So how do they do it? Well, it partly has to do with their diet. Mosquitoes feed on nectar and other sugary substances, which provides them with a steady source of energy. Additionally, mosquitoes are able to regulate their body temperature, allowing them to survive in both warm and cold climates. So there you have it – next time you’re swatting at a pesky mosquito, remember that these insects are actually quite fascinating creatures.
There are a few other interesting facts about mosquitoes that are worth mentioning. For instance, did you know that female mosquitoes are the ones that bite? That’s because they need blood in order to produce eggs. Male mosquitoes, on the other hand, do not bite and instead feed on plant nectar. So if you’re ever feeling mosquito-y, it’s probably best to avoid the ladies!
Commonly Asked Questions About Mosquitoes in Hollywood, FL
How do I stop mosquito bites from itching?
There are a few things you can do to help reduce the itchiness of mosquito bites. Try applying a cool compress to the bite can help relieve some of the discomfort. You can also try applying hydrocortisone cream or calamine lotion to the bite. These over-the-counter treatments can help to soothe the itch and reduce inflammation.
How long do mosquito bites last?
Most mosquito bites last around 3 days.

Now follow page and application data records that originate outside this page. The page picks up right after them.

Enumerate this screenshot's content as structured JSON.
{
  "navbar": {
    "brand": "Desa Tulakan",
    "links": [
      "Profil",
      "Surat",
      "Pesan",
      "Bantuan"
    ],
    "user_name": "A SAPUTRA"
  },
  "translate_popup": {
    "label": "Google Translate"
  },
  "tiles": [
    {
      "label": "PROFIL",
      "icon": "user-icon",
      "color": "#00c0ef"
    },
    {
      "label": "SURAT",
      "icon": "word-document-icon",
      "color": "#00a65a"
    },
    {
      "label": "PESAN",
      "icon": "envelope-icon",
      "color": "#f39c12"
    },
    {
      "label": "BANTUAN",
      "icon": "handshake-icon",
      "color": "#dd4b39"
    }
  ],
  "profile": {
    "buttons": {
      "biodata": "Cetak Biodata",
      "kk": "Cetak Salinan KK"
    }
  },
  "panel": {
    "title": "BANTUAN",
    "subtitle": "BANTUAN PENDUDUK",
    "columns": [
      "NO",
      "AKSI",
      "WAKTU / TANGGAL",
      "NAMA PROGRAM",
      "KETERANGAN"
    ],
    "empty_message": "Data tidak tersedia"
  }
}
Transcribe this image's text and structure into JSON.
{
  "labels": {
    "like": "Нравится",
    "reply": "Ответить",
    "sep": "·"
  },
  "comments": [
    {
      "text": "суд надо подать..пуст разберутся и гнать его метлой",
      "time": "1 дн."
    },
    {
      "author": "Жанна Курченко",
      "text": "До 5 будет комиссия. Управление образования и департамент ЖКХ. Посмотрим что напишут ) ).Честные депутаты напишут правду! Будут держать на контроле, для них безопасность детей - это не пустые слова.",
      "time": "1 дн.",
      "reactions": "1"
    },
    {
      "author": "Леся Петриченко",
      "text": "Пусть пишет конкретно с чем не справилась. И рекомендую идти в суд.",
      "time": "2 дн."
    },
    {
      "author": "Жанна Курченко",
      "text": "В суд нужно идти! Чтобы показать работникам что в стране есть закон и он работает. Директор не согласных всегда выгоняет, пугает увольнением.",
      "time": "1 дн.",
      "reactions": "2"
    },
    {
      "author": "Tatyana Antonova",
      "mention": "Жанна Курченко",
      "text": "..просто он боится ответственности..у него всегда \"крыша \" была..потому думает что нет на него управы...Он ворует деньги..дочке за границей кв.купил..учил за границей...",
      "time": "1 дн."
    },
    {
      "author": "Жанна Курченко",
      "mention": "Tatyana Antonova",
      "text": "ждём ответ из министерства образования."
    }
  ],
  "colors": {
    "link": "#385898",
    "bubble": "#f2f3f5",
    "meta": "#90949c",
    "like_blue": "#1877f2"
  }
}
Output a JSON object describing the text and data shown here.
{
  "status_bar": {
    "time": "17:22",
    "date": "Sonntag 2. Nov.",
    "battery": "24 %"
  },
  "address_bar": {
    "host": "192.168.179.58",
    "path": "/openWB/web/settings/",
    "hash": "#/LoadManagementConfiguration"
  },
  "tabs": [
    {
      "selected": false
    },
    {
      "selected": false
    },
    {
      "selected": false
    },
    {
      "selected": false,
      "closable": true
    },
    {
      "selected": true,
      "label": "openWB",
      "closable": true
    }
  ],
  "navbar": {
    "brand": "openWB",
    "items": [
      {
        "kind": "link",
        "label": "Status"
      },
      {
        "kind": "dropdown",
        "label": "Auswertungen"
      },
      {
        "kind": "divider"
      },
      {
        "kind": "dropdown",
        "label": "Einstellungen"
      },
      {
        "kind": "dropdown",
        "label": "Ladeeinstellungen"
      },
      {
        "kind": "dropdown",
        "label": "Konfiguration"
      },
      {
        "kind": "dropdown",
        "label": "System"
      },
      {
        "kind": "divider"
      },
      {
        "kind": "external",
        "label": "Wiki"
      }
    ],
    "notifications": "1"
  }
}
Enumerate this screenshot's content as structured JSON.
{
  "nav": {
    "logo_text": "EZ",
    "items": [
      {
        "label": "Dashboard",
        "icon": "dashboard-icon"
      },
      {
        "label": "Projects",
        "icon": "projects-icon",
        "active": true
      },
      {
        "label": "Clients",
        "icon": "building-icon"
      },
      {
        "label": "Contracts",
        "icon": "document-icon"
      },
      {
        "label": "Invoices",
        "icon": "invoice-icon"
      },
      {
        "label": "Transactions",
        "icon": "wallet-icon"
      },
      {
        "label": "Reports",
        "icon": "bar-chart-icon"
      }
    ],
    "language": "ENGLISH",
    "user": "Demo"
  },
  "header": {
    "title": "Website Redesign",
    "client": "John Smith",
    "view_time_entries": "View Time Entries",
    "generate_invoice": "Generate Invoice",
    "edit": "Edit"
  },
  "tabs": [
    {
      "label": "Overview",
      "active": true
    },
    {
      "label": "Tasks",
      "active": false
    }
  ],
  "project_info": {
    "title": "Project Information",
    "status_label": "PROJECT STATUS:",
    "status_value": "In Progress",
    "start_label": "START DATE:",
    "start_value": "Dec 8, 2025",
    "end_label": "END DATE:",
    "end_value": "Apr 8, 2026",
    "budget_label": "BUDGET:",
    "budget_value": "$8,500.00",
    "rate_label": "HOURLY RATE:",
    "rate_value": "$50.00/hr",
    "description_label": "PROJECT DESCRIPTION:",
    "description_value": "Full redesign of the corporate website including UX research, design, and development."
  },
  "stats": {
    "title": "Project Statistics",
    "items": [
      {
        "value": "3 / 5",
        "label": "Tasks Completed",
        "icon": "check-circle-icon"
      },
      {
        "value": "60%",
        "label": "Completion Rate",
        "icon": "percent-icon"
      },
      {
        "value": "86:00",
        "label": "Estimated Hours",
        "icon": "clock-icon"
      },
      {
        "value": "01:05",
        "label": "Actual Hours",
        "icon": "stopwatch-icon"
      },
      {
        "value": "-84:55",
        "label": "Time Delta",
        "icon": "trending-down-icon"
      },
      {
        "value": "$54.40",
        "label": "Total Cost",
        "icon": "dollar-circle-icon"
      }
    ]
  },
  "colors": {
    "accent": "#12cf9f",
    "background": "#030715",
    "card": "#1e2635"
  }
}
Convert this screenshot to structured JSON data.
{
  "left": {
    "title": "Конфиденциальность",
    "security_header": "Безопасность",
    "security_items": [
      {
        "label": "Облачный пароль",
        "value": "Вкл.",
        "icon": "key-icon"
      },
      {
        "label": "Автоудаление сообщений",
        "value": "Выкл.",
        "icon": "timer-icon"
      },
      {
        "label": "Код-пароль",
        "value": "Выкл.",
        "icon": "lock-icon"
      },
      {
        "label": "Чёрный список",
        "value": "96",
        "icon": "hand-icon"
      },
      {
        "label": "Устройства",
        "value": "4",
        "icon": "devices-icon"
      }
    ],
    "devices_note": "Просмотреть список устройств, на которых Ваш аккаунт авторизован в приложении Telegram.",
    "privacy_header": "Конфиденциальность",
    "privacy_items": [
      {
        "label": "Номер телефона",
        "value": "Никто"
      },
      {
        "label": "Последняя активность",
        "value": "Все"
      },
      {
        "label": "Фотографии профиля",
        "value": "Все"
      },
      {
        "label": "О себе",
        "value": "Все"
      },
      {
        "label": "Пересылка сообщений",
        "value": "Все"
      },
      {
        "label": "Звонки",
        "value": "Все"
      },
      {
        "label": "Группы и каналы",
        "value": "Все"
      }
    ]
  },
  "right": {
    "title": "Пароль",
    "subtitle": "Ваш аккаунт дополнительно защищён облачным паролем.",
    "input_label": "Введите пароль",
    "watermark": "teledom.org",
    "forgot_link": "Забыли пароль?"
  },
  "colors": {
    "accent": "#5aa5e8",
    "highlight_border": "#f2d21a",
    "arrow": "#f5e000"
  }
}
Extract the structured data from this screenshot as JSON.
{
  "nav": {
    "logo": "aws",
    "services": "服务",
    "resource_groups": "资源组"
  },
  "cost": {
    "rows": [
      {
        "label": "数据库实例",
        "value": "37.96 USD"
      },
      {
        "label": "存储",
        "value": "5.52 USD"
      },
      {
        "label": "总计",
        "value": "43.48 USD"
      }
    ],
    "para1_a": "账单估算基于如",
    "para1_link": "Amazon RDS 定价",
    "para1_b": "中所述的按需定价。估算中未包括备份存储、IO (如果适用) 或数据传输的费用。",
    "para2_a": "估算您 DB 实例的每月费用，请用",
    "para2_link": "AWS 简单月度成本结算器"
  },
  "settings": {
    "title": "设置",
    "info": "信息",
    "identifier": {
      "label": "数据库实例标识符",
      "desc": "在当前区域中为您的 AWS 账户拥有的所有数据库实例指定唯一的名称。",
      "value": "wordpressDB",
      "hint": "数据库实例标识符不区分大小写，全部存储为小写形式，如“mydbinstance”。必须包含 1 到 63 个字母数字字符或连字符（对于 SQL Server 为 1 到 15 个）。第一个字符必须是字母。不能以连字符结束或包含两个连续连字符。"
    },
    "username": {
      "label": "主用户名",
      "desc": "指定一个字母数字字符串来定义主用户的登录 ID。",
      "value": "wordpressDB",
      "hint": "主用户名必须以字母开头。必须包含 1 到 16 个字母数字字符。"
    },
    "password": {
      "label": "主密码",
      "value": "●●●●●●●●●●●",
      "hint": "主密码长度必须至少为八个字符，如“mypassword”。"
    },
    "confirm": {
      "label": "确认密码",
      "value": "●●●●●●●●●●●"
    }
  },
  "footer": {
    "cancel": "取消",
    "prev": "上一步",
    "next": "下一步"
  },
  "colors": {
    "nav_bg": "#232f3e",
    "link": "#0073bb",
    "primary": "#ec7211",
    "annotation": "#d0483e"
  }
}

The bite may itch and be sore for a few days, but usually goes away after a week.
What blood type do mosquitoes like?
Some studies suggest that mosquitoes may be more attracted to people with O-positive blood, while others suggest that they prefer type A.
How to make mosquito bites stop itching?
There are a few things you can do to stop mosquito bites from itching: -Apply a cold compress to the area -Take an anti-inflammatory such as ibuprofen -Use a topical cream or ointment -Avoid scratching the area
Are mosquitoes attracted to light?
Yes, mosquitoes are attracted to light. They use light as a cue to find their way around, so they are more likely to fly towards a light source.
How far can mosquitoes travel?
Another fun fact about mosquitoes is that they are capable of flying great distances. In fact, some mosquitoes have been known to travel over 500 miles in a single journey. So the next time you’re cursing a mosquito bite, just remember that these insects are some of the most resilient creatures on the planet.
Get Help from On Demand Pest Control
On Demand Pest Control is a locally owned and operated company in Hollywood, FL that provides outdoor pest repellent solutions for both residential and commercial properties in the area. Our Florida certified expert technicians provide safe and effective barrier spray treatments throughout Southeast and Southwest Florida. Click Here to learn more about how our mosquito treatments work.